According to experts, the mural that was up for auction made its way from present-day Iraq to the United States in 1860. “The relief arrived in Alexandria [Virginia] in 1860, making it one of the earliest-known examples of ancient art to reach American soil,” Christie’s said.
A New Home
For the last 150 years, the mural has been in the private library of the Virginia Theological Seminary near Washington D.C., which provides post-graduate education. Since the mural and two other panels were re-homed, the seminary viewed the murals as a scholarly resource of little value.
Time To Sell
However, during an audit in 2017, the murals were assessed and valued. As a result, the seminary’s insurance premiums shot up to $70,000 a year. That cost made the seminary decide to sell one of their panels. Not only would it lower their insurance premiums, but they also planned to use the proceeds toward a scholarship fund.
So in October of 2018, the piece, which had been reassessed and valued between $10-15 million, went up for auction at Christie’s auction house in New York City. “And so we come on to lot 101: The Assyrian relief of a ‘winged genius’ Akpallu excavated with permission of the Grand Vizier of the Ottoman Sultan in the 1840s,” William Robinson, international head for world art, said during the auction.
A Record-Breaking Sale
Robinson set the starting bid at $7 million, but bidders frantically pushed the price of the sculpture up over its estimated worth. The piece was sold to an anonymous bidder standing in the back of the room for over $27 million. With commissions, the ultimate price of the 3,000-year-old sculpture was almost $31 million.
Controversy Over Ownership
The selling price of nearly $31 million broke the record for Assyrian art. However, officials in Iraq claim the sale should have never happened. They are now claiming that the incredible piece of Assyrian art and piece of history belongs to the Iraqi government.
Property Of Iraq
“The ministry conducted a report showing that it belongs to Iraq and is under the protection of Iraqi Antiquities Law,” Ahmed Mahjoob, a Foreign Ministry spokesperson, said in a statement. Just hours before its sale, the ministry demanded the sculpture be returned to Iraq. “Iraq’s embassy in Washington is following the case with the New York prosecutor and the US government,” Mahjoob said.
Denying The Claims
Government officials have claimed the mural was looted from the country in the 1970s, however, Christie’s has denied their claims. Christie’s explained that the mural was purchased in Mosul in 1859 by Henri Byron Haskell, an American missionary, from Sir Austen Henry Layard, an English archeologist who led excavations in the area.
Permission To Excavate And Export

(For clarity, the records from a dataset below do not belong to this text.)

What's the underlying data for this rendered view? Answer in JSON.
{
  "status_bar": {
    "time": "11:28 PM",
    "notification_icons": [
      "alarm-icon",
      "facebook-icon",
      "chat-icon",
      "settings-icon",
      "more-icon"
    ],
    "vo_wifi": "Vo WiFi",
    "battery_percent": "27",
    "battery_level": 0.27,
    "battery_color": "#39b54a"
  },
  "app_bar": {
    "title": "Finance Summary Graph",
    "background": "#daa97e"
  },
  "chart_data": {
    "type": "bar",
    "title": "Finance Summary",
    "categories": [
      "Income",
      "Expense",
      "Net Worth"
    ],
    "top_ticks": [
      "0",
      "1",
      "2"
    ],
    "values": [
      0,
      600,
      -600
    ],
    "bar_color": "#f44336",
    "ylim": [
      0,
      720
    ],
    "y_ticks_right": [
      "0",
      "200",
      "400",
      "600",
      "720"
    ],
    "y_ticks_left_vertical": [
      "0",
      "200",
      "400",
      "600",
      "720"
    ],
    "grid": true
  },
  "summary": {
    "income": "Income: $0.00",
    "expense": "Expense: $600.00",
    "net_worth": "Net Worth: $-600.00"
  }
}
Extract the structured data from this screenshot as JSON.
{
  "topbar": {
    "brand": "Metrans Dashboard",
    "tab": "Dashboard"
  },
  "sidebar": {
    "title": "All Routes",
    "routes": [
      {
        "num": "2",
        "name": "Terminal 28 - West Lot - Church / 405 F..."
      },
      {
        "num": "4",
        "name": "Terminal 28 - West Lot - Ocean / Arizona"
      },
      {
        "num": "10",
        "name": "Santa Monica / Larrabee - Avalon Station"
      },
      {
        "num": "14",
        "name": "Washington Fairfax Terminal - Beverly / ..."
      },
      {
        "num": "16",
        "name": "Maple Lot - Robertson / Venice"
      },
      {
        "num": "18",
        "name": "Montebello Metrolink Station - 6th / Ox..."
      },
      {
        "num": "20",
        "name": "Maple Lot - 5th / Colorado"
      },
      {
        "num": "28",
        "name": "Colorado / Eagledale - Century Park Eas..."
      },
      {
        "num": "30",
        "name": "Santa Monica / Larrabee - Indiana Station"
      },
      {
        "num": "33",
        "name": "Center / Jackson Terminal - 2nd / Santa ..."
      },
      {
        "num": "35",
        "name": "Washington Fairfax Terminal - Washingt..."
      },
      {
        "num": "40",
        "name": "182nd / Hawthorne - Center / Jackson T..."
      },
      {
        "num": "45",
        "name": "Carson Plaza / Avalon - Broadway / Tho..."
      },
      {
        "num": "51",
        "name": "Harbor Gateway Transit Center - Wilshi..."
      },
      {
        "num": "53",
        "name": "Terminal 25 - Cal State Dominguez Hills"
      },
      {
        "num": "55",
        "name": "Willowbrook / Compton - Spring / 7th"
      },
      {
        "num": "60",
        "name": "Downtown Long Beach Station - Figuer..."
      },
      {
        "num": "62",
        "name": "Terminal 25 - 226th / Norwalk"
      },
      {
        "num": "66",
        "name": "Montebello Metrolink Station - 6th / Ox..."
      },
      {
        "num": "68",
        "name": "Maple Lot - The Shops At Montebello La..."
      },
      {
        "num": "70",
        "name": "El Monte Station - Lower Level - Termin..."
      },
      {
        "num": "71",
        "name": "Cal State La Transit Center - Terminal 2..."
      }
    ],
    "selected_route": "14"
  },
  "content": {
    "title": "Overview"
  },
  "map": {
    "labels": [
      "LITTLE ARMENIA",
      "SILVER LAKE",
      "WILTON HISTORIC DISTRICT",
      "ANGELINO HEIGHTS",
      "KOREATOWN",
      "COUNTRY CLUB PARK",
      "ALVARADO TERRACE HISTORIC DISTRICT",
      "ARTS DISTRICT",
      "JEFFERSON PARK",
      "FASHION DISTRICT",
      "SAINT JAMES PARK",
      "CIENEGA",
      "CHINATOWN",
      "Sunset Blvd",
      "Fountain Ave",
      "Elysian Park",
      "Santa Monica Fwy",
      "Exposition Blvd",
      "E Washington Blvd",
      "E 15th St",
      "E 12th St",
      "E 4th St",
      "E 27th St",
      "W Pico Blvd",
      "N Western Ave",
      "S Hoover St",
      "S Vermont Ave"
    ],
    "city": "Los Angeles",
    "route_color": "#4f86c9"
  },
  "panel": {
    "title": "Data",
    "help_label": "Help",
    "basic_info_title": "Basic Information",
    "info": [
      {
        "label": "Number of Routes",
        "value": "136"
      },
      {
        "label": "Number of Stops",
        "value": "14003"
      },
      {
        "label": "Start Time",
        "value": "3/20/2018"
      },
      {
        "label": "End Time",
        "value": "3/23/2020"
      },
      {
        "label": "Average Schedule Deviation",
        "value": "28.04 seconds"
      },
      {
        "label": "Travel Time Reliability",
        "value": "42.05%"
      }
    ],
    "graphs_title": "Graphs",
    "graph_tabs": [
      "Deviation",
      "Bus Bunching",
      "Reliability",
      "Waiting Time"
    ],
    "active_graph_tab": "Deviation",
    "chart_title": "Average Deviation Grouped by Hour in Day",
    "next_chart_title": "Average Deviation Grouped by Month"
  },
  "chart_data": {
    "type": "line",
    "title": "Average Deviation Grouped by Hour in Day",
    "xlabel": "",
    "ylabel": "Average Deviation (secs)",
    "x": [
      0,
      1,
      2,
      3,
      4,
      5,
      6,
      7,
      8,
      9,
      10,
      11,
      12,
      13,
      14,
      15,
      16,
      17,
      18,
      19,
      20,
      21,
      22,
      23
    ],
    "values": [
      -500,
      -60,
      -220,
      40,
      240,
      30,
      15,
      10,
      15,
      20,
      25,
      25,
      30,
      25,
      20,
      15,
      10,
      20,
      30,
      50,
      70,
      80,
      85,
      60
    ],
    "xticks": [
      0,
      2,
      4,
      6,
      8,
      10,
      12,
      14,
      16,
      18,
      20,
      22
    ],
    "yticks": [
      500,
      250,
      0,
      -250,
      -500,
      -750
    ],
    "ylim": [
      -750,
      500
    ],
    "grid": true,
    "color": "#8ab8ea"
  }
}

At the time, Iraq was part of the Ottoman Empire and the Grand Vizier of the empire wrote a letter granting Layard permission to “excavate and export to your heart’s content.” Haskell purchased each mural for $75 on behalf of Joseph Packard, a professor at Virginia Theological Seminary.
A Legal Sale
With the records proving the purchase and the approved excavations and exports, Christie’s is claiming Iraq has no legal right to the artifacts. “Given the full provenance, history and 1860 entry of this work into the United States, the authorities confirmed the object’s documentation well meets all applicable laws governing its sale,” a Christie’s spokeswoman said.